_Work order_
Where does the word "excerpt" show up in the data? Please find each such line and copy it.

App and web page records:
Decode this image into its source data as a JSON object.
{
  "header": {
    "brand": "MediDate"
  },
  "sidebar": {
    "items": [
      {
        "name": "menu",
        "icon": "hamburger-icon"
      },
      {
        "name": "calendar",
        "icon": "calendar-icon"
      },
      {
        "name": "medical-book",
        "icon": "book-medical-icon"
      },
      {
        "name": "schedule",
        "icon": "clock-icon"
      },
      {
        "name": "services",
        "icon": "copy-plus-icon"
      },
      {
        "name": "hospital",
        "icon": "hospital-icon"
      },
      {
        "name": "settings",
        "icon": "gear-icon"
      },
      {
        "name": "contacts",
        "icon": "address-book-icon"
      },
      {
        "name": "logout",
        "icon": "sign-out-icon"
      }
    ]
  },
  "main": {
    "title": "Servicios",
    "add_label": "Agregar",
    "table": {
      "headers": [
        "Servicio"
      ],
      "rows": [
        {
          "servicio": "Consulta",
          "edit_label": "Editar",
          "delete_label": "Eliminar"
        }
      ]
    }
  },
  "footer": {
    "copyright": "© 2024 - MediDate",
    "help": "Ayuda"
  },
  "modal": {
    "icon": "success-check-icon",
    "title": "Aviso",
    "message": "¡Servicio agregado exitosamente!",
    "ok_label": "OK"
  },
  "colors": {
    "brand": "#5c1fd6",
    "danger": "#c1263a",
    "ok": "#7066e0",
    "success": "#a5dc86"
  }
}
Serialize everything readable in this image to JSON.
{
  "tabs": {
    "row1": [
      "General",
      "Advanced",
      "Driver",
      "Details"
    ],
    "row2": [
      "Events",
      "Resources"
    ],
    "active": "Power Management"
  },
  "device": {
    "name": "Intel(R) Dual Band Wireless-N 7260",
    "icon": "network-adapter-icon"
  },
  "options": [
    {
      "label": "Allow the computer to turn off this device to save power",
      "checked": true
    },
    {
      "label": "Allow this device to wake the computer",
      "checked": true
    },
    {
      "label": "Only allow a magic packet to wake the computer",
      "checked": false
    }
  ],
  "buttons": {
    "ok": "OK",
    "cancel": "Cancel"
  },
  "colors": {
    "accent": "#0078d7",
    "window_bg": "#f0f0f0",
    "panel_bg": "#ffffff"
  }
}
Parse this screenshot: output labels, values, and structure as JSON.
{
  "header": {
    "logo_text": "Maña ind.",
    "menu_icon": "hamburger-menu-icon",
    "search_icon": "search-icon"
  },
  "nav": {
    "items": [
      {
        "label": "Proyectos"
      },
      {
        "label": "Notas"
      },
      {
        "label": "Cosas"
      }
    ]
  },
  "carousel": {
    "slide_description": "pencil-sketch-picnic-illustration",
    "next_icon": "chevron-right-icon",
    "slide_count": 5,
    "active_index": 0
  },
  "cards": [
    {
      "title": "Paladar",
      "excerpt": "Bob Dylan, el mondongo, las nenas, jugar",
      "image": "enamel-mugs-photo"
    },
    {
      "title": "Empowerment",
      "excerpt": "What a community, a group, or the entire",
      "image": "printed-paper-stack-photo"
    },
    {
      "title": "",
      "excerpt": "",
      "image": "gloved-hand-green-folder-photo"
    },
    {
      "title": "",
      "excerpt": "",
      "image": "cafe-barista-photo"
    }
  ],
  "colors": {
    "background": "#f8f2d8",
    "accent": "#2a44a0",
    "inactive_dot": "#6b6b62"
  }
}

_Answer below_
      "excerpt": "Bob Dylan, el mondongo, las nenas, jugar",
      "excerpt": "What a community, a group, or the entire",
      "excerpt": "",
      "excerpt": "",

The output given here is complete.